By Mikayla Fasullo
On Nov. 19th Ryerson officially introduced its new wind tunnel. It’s said to expand the research of aerodynamics for students, staff and Ryerson’s partners.
With a brand new 200 horsepower motor, Rye’s aerospace department has expanded its opportunities. “This has been a long time coming,” said chair of aerospace engineering department Paul Walsh. “I’ve been here to watch the whole process, and I’m glad to see this upgrade because it’s allowed us to do a lot more and expand our research.”

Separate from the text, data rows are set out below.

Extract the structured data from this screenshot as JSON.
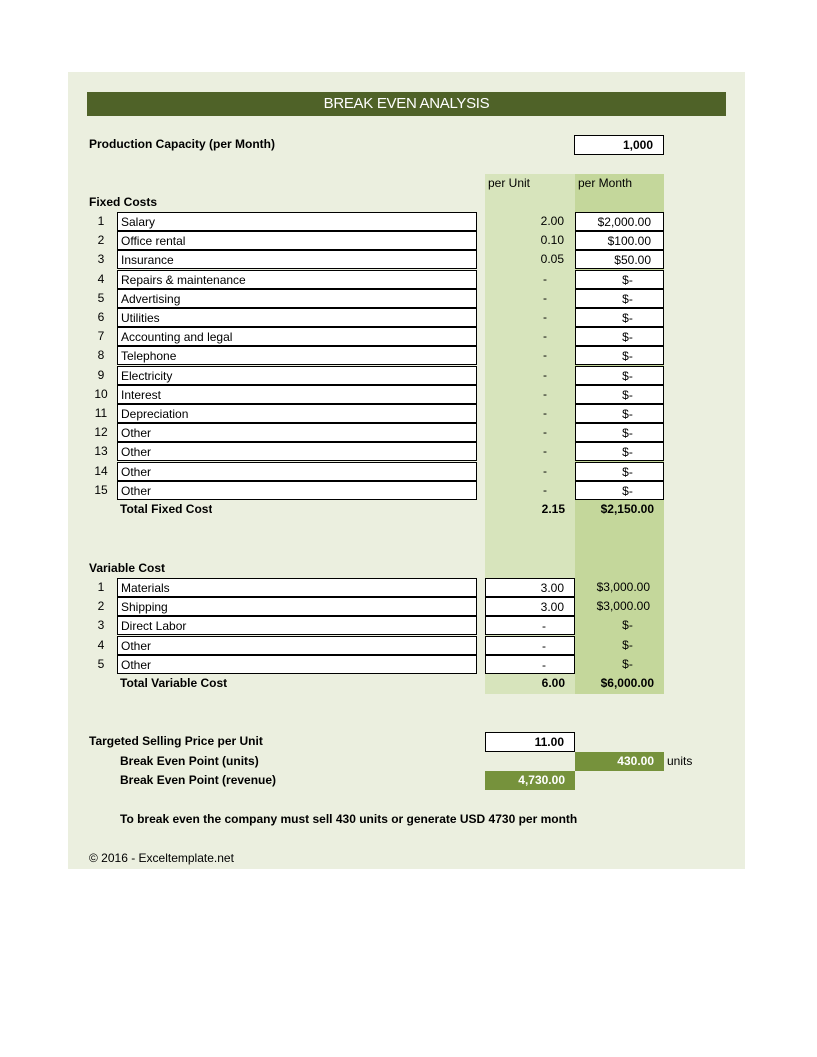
{
  "title": "BREAK EVEN ANALYSIS",
  "production_capacity": {
    "label": "Production Capacity (per Month)",
    "value": "1,000"
  },
  "columns": {
    "per_unit": "per Unit",
    "per_month": "per Month"
  },
  "fixed_costs": {
    "heading": "Fixed Costs",
    "items": [
      {
        "n": "1",
        "name": "Salary",
        "per_unit": "2.00",
        "per_month": "$2,000.00"
      },
      {
        "n": "2",
        "name": "Office rental",
        "per_unit": "0.10",
        "per_month": "$100.00"
      },
      {
        "n": "3",
        "name": "Insurance",
        "per_unit": "0.05",
        "per_month": "$50.00"
      },
      {
        "n": "4",
        "name": "Repairs & maintenance",
        "per_unit": "-",
        "per_month": "$-"
      },
      {
        "n": "5",
        "name": "Advertising",
        "per_unit": "-",
        "per_month": "$-"
      },
      {
        "n": "6",
        "name": "Utilities",
        "per_unit": "-",
        "per_month": "$-"
      },
      {
        "n": "7",
        "name": "Accounting and legal",
        "per_unit": "-",
        "per_month": "$-"
      },
      {
        "n": "8",
        "name": "Telephone",
        "per_unit": "-",
        "per_month": "$-"
      },
      {
        "n": "9",
        "name": "Electricity",
        "per_unit": "-",
        "per_month": "$-"
      },
      {
        "n": "10",
        "name": "Interest",
        "per_unit": "-",
        "per_month": "$-"
      },
      {
        "n": "11",
        "name": "Depreciation",
        "per_unit": "-",
        "per_month": "$-"
      },
      {
        "n": "12",
        "name": "Other",
        "per_unit": "-",
        "per_month": "$-"
      },
      {
        "n": "13",
        "name": "Other",
        "per_unit": "-",
        "per_month": "$-"
      },
      {
        "n": "14",
        "name": "Other",
        "per_unit": "-",
        "per_month": "$-"
      },
      {
        "n": "15",
        "name": "Other",
        "per_unit": "-",
        "per_month": "$-"
      }
    ],
    "total": {
      "label": "Total Fixed Cost",
      "per_unit": "2.15",
      "per_month": "$2,150.00"
    }
  },
  "variable_costs": {
    "heading": "Variable Cost",
    "items": [
      {
        "n": "1",
        "name": "Materials",
        "per_unit": "3.00",
        "per_month": "$3,000.00"
      },
      {
        "n": "2",
        "name": "Shipping",
        "per_unit": "3.00",
        "per_month": "$3,000.00"
      },
      {
        "n": "3",
        "name": "Direct Labor",
        "per_unit": "-",
        "per_month": "$-"
      },
      {
        "n": "4",
        "name": "Other",
        "per_unit": "-",
        "per_month": "$-"
      },
      {
        "n": "5",
        "name": "Other",
        "per_unit": "-",
        "per_month": "$-"
      }
    ],
    "total": {
      "label": "Total Variable Cost",
      "per_unit": "6.00",
      "per_month": "$6,000.00"
    }
  },
  "selling_price": {
    "label": "Targeted Selling Price per Unit",
    "value": "11.00"
  },
  "break_even_units": {
    "label": "Break Even Point (units)",
    "value": "430.00",
    "suffix": "units"
  },
  "break_even_revenue": {
    "label": "Break Even Point (revenue)",
    "value": "4,730.00"
  },
  "summary": "To break even the company must sell 430 units or generate USD 4730 per month",
  "footer": "© 2016 - Exceltemplate.net"
}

Earlier this month, The Eyeopener reported on the new wind tunnel while students were just getting a hang of how the new machine works. “It helps out because it allows a lot of our student teams to start testing their designs,” said aerospace engineering student Thomas Martin. Ryerson funded $80,000 for this project, with a team of 20 people.
The opening had a big turnout, filling the room in Kerr Hall with about 40 students, faculty members and interested partners. Students were excited to have the renovations in their program.
“This is a great thing for Ryerson,” said Baki Sibanda, a PhD student in aerospace engineering. “We needed to upgrade the wind tunnel and now we can test in a range we couldn’t before.”
Sibanda explained that the variety of thesis projects students can do increased a lot and the new wind tunnel will open up many new opportunities for certain industries.
Already the opportunities are arising. In the winter, a propulsion class will take advantage of the wind tunnel. Goetz Bramesfeld, assistant professor in aerospace engineering explained that not a lot of universities have the same resources we now have and that the wind tunnel is great for students in a number of ways.
“Other universities with this facility have it guarded,” Bramesfeld said. “People don’t let undergrads play with it and we’re pretty open to involve students to use it in projects.”
The tunnel even provides funding for some graduate students in the aerospace program.
For a demonstration, a toy raccoon was put in the wind tunnel with the power amped to 80 horsepower. The faux fur was flowing in the wind but the toy stayed put. Some visitors even stopped to take a selfie with the tunnel.
The faculty members and students of the aerospace department said they are thrilled to take advantage of the new wind tunnel and the opportunities that will be introduced in the future.
Correction: A previous version of this story mistakenly identified Baki Sibanda as a first-year aerospace engineering student. In fact, Sibanda is a PhD student in that faculty. The Eyeopener regrets the error.